Records provided Start Marker

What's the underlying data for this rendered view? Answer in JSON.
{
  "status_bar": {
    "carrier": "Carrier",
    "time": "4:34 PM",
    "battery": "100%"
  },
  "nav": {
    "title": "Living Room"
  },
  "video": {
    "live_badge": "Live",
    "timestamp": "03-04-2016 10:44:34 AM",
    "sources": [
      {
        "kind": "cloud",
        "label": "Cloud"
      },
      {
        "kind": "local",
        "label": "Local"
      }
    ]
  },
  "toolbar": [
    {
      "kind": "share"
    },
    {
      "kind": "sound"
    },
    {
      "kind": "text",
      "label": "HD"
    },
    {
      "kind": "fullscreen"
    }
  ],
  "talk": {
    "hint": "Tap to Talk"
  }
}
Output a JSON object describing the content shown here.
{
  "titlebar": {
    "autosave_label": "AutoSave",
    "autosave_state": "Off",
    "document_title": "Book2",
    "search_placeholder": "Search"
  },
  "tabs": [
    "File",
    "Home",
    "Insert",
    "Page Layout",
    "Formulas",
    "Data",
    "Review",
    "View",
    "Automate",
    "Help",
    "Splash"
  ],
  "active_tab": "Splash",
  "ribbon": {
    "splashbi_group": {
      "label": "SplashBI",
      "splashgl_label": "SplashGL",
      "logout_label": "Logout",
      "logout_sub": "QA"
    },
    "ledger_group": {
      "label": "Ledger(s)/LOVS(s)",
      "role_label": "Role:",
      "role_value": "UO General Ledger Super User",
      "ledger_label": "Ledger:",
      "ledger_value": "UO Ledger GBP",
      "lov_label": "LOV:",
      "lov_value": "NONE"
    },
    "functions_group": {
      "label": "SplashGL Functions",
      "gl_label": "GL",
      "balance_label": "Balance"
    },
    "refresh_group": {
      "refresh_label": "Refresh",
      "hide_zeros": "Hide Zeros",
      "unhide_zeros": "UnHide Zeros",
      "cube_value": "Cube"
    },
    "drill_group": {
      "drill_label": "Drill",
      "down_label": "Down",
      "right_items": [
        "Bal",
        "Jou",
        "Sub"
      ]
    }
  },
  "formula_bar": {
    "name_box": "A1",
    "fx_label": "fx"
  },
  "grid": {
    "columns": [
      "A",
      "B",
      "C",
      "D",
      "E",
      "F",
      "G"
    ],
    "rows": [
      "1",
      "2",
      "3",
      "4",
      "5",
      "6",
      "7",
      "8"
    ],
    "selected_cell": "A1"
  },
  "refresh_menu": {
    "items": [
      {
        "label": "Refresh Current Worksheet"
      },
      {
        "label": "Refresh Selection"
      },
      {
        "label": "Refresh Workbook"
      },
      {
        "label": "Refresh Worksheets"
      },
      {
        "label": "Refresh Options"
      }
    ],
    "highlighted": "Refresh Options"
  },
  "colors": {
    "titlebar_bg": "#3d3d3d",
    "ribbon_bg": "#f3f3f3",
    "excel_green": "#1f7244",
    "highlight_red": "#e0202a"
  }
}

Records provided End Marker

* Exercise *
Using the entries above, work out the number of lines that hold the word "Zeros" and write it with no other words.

* Output of the task *
2